PROBLEM STATEMENT:
Tally every line of the listing where the string "active" is found, and state the total alone.

RECORDED DATA:
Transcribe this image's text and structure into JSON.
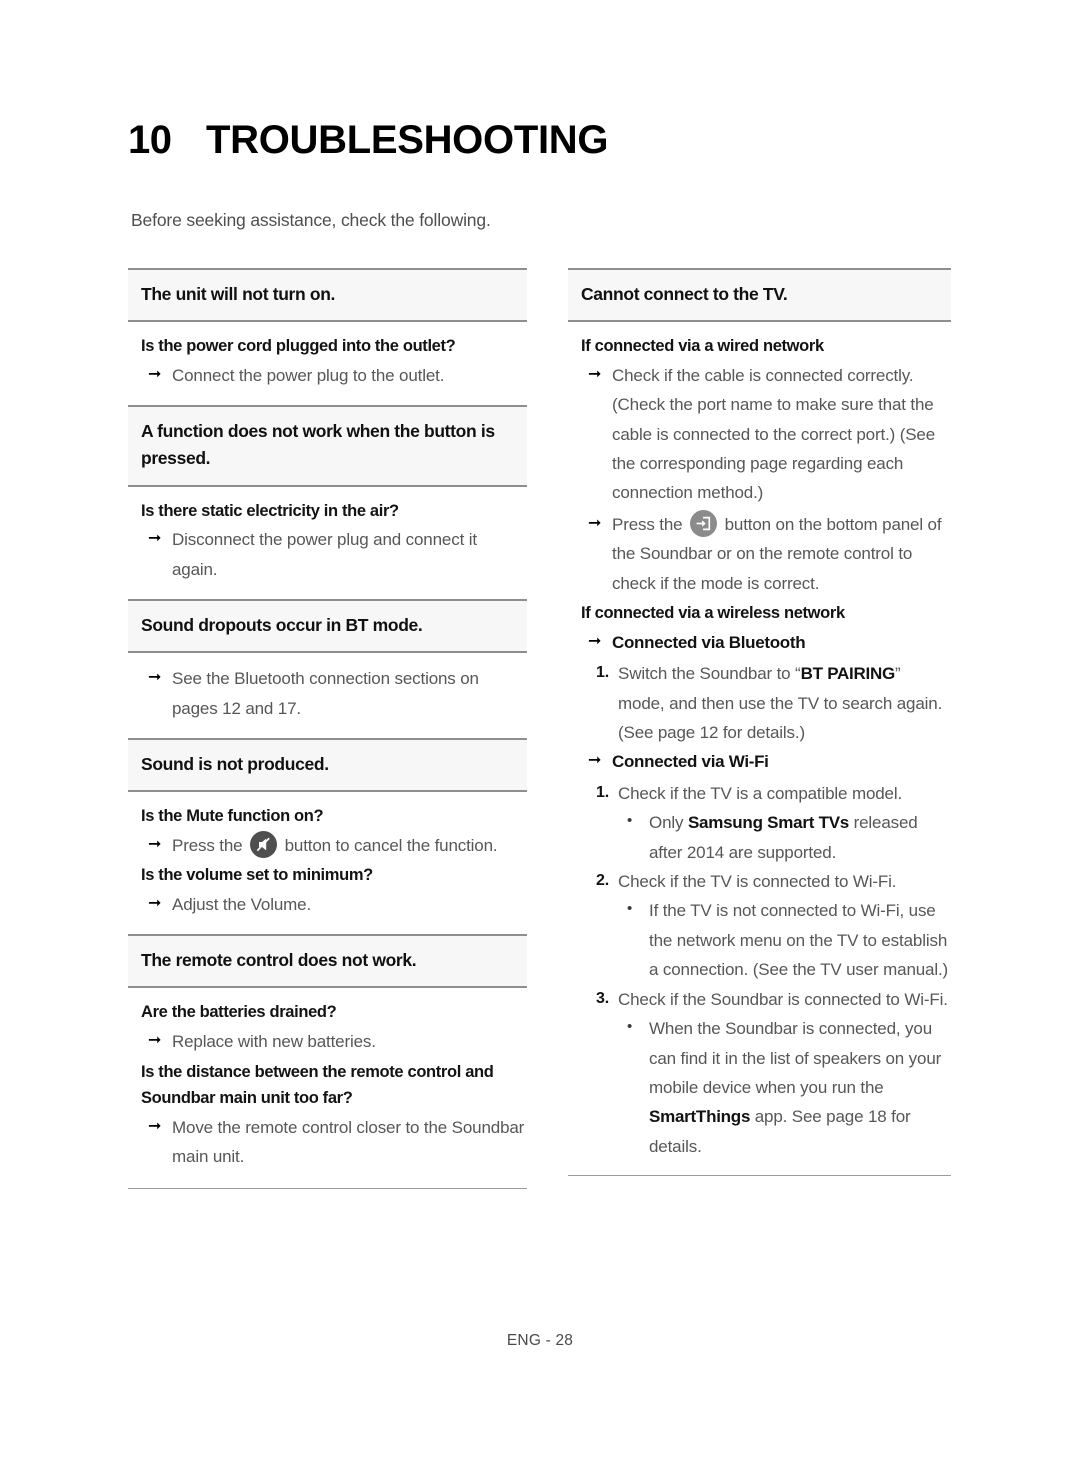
{
  "title": {
    "number": "10",
    "text": "TROUBLESHOOTING"
  },
  "intro": "Before seeking assistance, check the following.",
  "footer": "ENG - 28",
  "icons": {
    "mute": "mute-button-icon",
    "source": "source-button-icon",
    "arrow": "➞",
    "bullet": "•"
  },
  "colors": {
    "rule": "#8e8e8e",
    "header_band": "#f7f7f7",
    "body_text": "#575757",
    "heading_text": "#131313",
    "mute_button": "#4f4f4f",
    "source_button": "#8b8b8b"
  },
  "left_column": {
    "sections": [
      {
        "header": "The unit will not turn on.",
        "items": [
          {
            "type": "question",
            "text": "Is the power cord plugged into the outlet?"
          },
          {
            "type": "answer",
            "text": "Connect the power plug to the outlet."
          }
        ]
      },
      {
        "header": "A function does not work when the button is pressed.",
        "items": [
          {
            "type": "question",
            "text": "Is there static electricity in the air?"
          },
          {
            "type": "answer",
            "text": "Disconnect the power plug and connect it again."
          }
        ]
      },
      {
        "header": "Sound dropouts occur in BT mode.",
        "items": [
          {
            "type": "answer",
            "text": "See the Bluetooth connection sections on pages 12 and 17."
          }
        ]
      },
      {
        "header": "Sound is not produced.",
        "items": [
          {
            "type": "question",
            "text": "Is the Mute function on?"
          },
          {
            "type": "answer_icon",
            "before": "Press the",
            "icon": "mute",
            "after": "button to cancel the function."
          },
          {
            "type": "question",
            "text": "Is the volume set to minimum?"
          },
          {
            "type": "answer",
            "text": "Adjust the Volume."
          }
        ]
      },
      {
        "header": "The remote control does not work.",
        "items": [
          {
            "type": "question",
            "text": "Are the batteries drained?"
          },
          {
            "type": "answer",
            "text": "Replace with new batteries."
          },
          {
            "type": "question",
            "text": "Is the distance between the remote control and Soundbar main unit too far?"
          },
          {
            "type": "answer",
            "text": "Move the remote control closer to the Soundbar main unit."
          }
        ]
      }
    ]
  },
  "right_column": {
    "sections": [
      {
        "header": "Cannot connect to the TV.",
        "items": [
          {
            "type": "question",
            "text": "If connected via a wired network"
          },
          {
            "type": "answer",
            "text": "Check if the cable is connected correctly. (Check the port name to make sure that the cable is connected to the correct port.) (See the corresponding page regarding each connection method.)"
          },
          {
            "type": "answer_icon",
            "before": "Press the",
            "icon": "source",
            "after": "button on the bottom panel of the Soundbar or on the remote control to check if the mode is correct."
          },
          {
            "type": "question",
            "text": "If connected via a wireless network"
          },
          {
            "type": "answer_bold",
            "text": "Connected via Bluetooth"
          },
          {
            "type": "numbered",
            "mark": "1.",
            "parts": [
              {
                "t": "Switch the Soundbar to “"
              },
              {
                "t": "BT PAIRING",
                "bold": true
              },
              {
                "t": "” mode, and then use the TV to search again. (See page 12 for details.)"
              }
            ]
          },
          {
            "type": "answer_bold",
            "text": "Connected via Wi-Fi"
          },
          {
            "type": "numbered",
            "mark": "1.",
            "parts": [
              {
                "t": "Check if the TV is a compatible model."
              }
            ]
          },
          {
            "type": "bullet",
            "parts": [
              {
                "t": "Only "
              },
              {
                "t": "Samsung Smart TVs",
                "bold": true
              },
              {
                "t": " released after 2014 are supported."
              }
            ]
          },
          {
            "type": "numbered",
            "mark": "2.",
            "parts": [
              {
                "t": "Check if the TV is connected to Wi-Fi."
              }
            ]
          },
          {
            "type": "bullet",
            "parts": [
              {
                "t": "If the TV is not connected to Wi-Fi, use the network menu on the TV to establish a connection. (See the TV user manual.)"
              }
            ]
          },
          {
            "type": "numbered",
            "mark": "3.",
            "parts": [
              {
                "t": "Check if the Soundbar is connected to Wi-Fi."
              }
            ]
          },
          {
            "type": "bullet",
            "parts": [
              {
                "t": "When the Soundbar is connected, you can find it in the list of speakers on your mobile device when you run the "
              },
              {
                "t": "SmartThings",
                "bold": true
              },
              {
                "t": " app. See page 18 for details."
              }
            ]
          }
        ]
      }
    ]
  }
}
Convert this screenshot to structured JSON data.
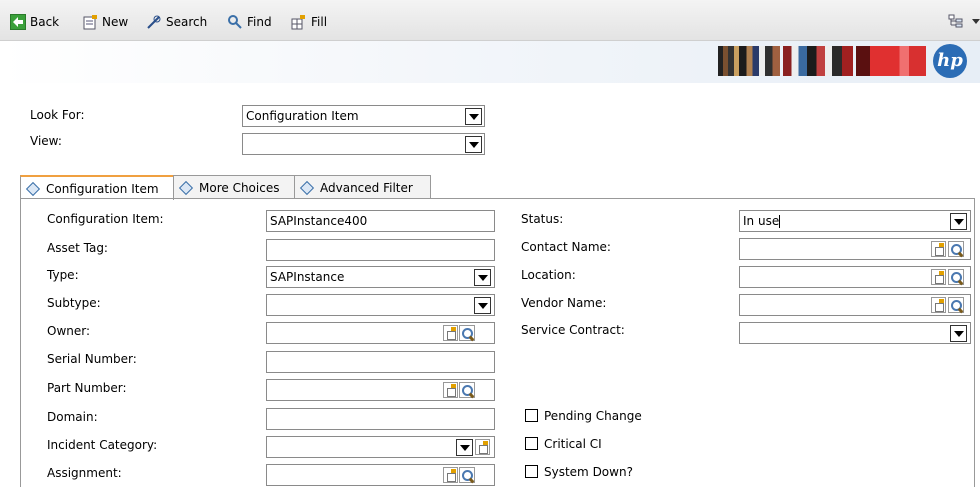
{
  "toolbar": {
    "back": "Back",
    "new": "New",
    "search": "Search",
    "find": "Find",
    "fill": "Fill"
  },
  "brand": {
    "logo_text": "hp"
  },
  "lookfor": {
    "look_for_label": "Look For:",
    "look_for_value": "Configuration Item",
    "view_label": "View:",
    "view_value": ""
  },
  "tabs": [
    {
      "label": "Configuration Item",
      "active": true
    },
    {
      "label": "More Choices",
      "active": false
    },
    {
      "label": "Advanced Filter",
      "active": false
    }
  ],
  "form": {
    "configuration_item": {
      "label": "Configuration Item:",
      "value": "SAPInstance400"
    },
    "asset_tag": {
      "label": "Asset Tag:",
      "value": ""
    },
    "type": {
      "label": "Type:",
      "value": "SAPInstance"
    },
    "subtype": {
      "label": "Subtype:",
      "value": ""
    },
    "owner": {
      "label": "Owner:",
      "value": ""
    },
    "serial_number": {
      "label": "Serial Number:",
      "value": ""
    },
    "part_number": {
      "label": "Part Number:",
      "value": ""
    },
    "domain": {
      "label": "Domain:",
      "value": ""
    },
    "incident_category": {
      "label": "Incident Category:",
      "value": ""
    },
    "assignment": {
      "label": "Assignment:",
      "value": ""
    },
    "status": {
      "label": "Status:",
      "value": "In use"
    },
    "contact_name": {
      "label": "Contact Name:",
      "value": ""
    },
    "location": {
      "label": "Location:",
      "value": ""
    },
    "vendor_name": {
      "label": "Vendor Name:",
      "value": ""
    },
    "service_contract": {
      "label": "Service Contract:",
      "value": ""
    },
    "pending_change": {
      "label": "Pending Change",
      "checked": false
    },
    "critical_ci": {
      "label": "Critical CI",
      "checked": false
    },
    "system_down": {
      "label": "System Down?",
      "checked": false
    }
  },
  "colors": {
    "accent_tab": "#f0a040",
    "hp_blue": "#2b6cb5",
    "back_green": "#3aa03a"
  }
}
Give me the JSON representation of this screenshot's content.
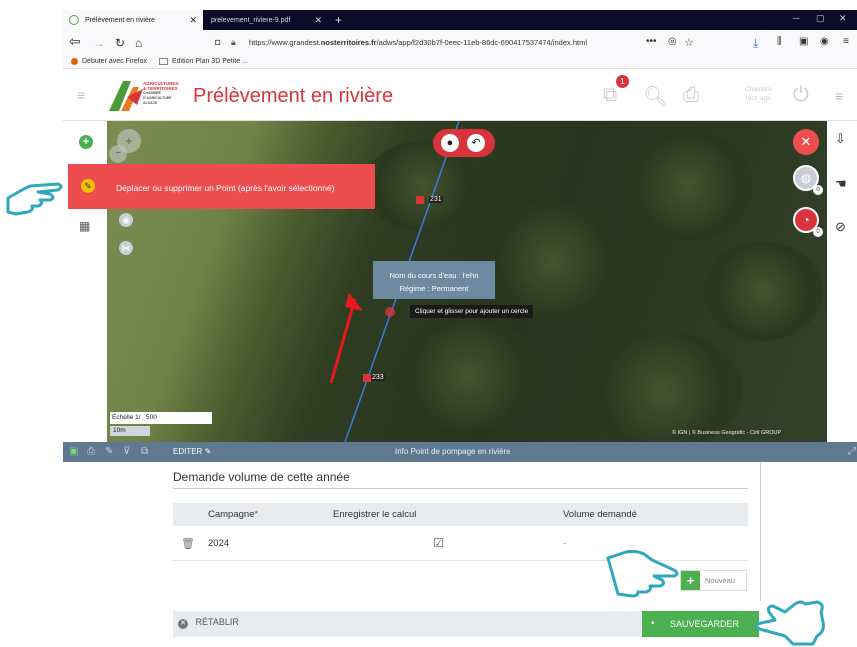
{
  "browser": {
    "tabs": [
      {
        "label": "Prélèvement en rivière",
        "active": true
      },
      {
        "label": "prelevement_riviere-9.pdf",
        "active": false
      }
    ],
    "url_prefix": "https://www.grandest.",
    "url_domain": "nosterritoires.fr",
    "url_path": "/adws/app/f2d30b7f-0eec-11eb-86dc-690417537474/index.html",
    "bookmarks": [
      "Débuter avec Firefox",
      "Edition Plan 3D Petite ..."
    ]
  },
  "app": {
    "logo_lines": [
      "AGRICULTURES",
      "& TERRITOIRES",
      "CHAMBRE D'AGRICULTURE",
      "ALSACE"
    ],
    "title": "Prélèvement en rivière",
    "notification_count": "1",
    "user_line1": "Chambre",
    "user_line2": "test_agri"
  },
  "map": {
    "banner": "Déplacer ou supprimer un Point (après l'avoir sélectionné)",
    "popup_line1": "Nom du cours d'eau : l'ehn",
    "popup_line2": "Régime : Permanent",
    "tooltip": "Cliquer et glisser pour ajouter un cercle",
    "marker_labels": [
      "231",
      "233"
    ],
    "scale_label": "Échelle 1/",
    "scale_value": "500",
    "scale_meter": "10m",
    "attribution": "© IGN | © Business Geografic - Ciril GROUP",
    "tool_badges": [
      "0",
      "0"
    ]
  },
  "panel": {
    "edit_label": "EDITER",
    "title": "Info Point de pompage en rivière"
  },
  "form": {
    "section_title": "Demande volume de cette année",
    "columns": {
      "campagne": "Campagne",
      "required_mark": "*",
      "enregistrer": "Enregistrer le calcul",
      "volume": "Volume demandé"
    },
    "row": {
      "campagne": "2024",
      "checked": "☑",
      "volume": "-"
    },
    "new_button": "Nouveau",
    "reset_button": "RÉTABLIR",
    "save_button": "SAUVEGARDER"
  },
  "colors": {
    "brand_red": "#d9343b",
    "banner_red": "#ee4d4f",
    "panel_blue": "#5f7990",
    "save_green": "#4caf50",
    "hand_outline": "#2fa7bf",
    "arrow_red": "#e8181e"
  }
}
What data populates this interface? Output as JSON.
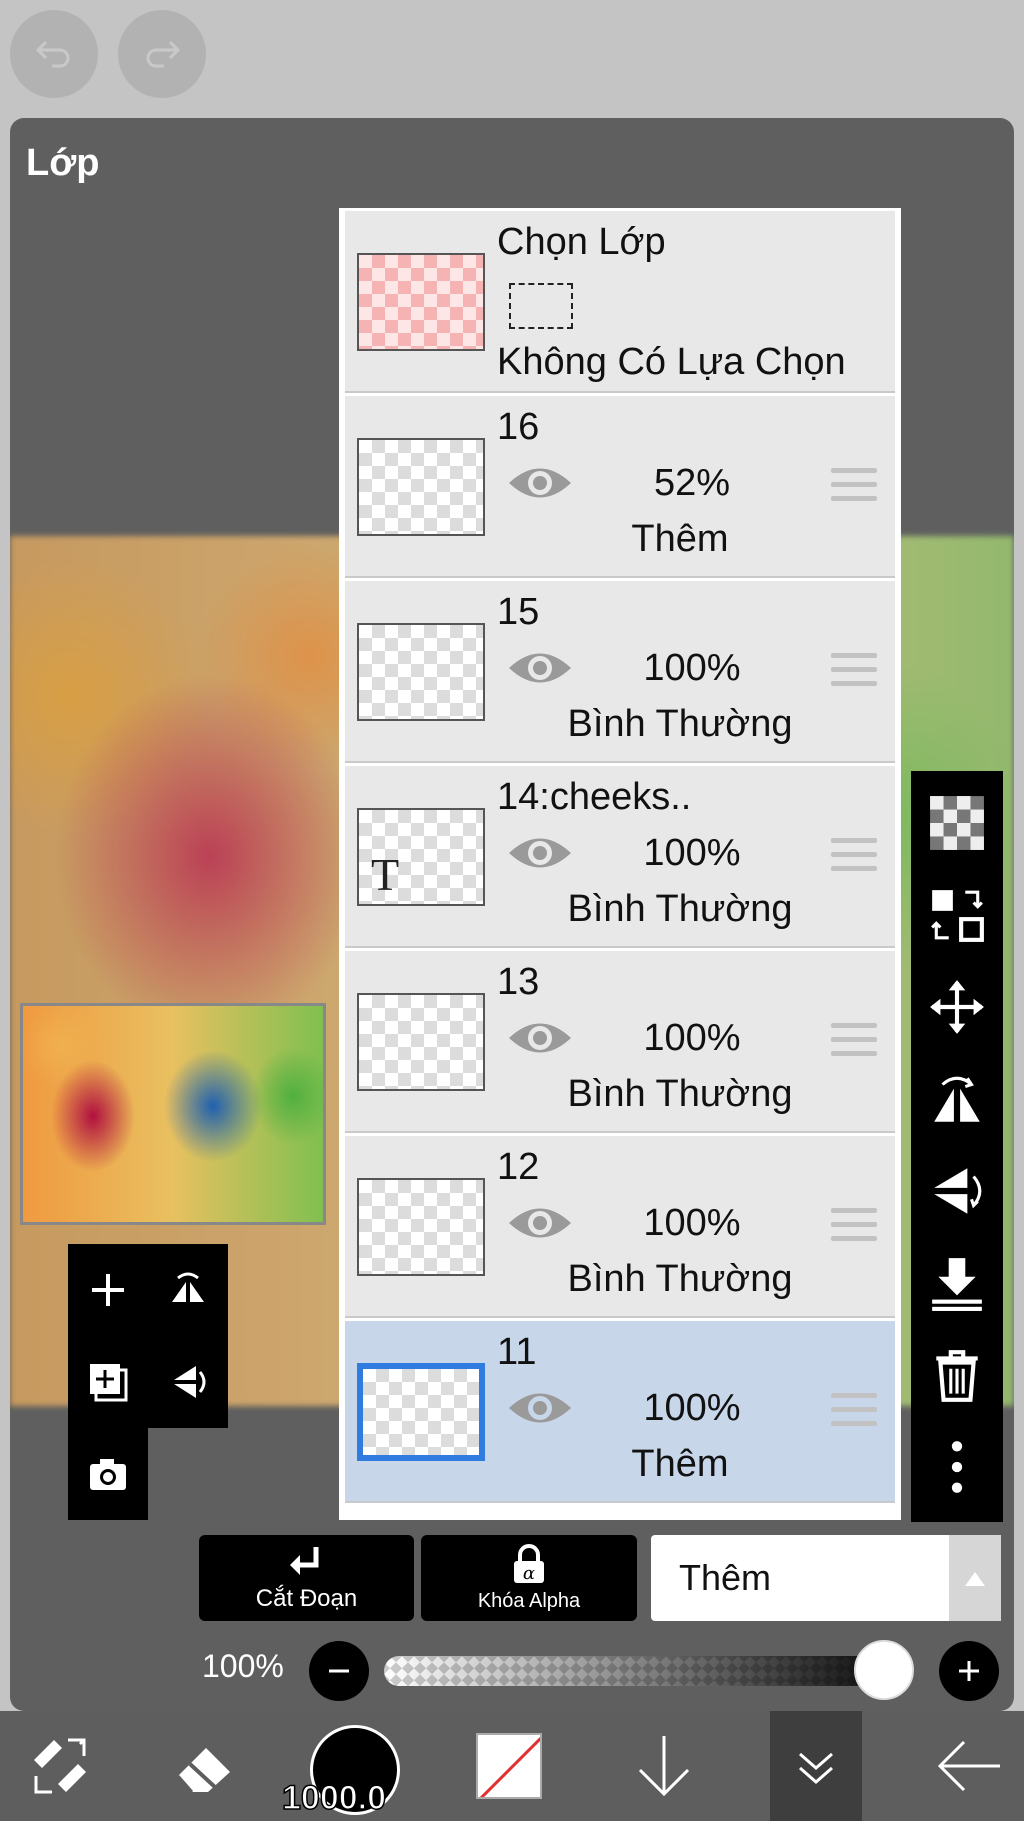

EXERCISE SOLUTION:
5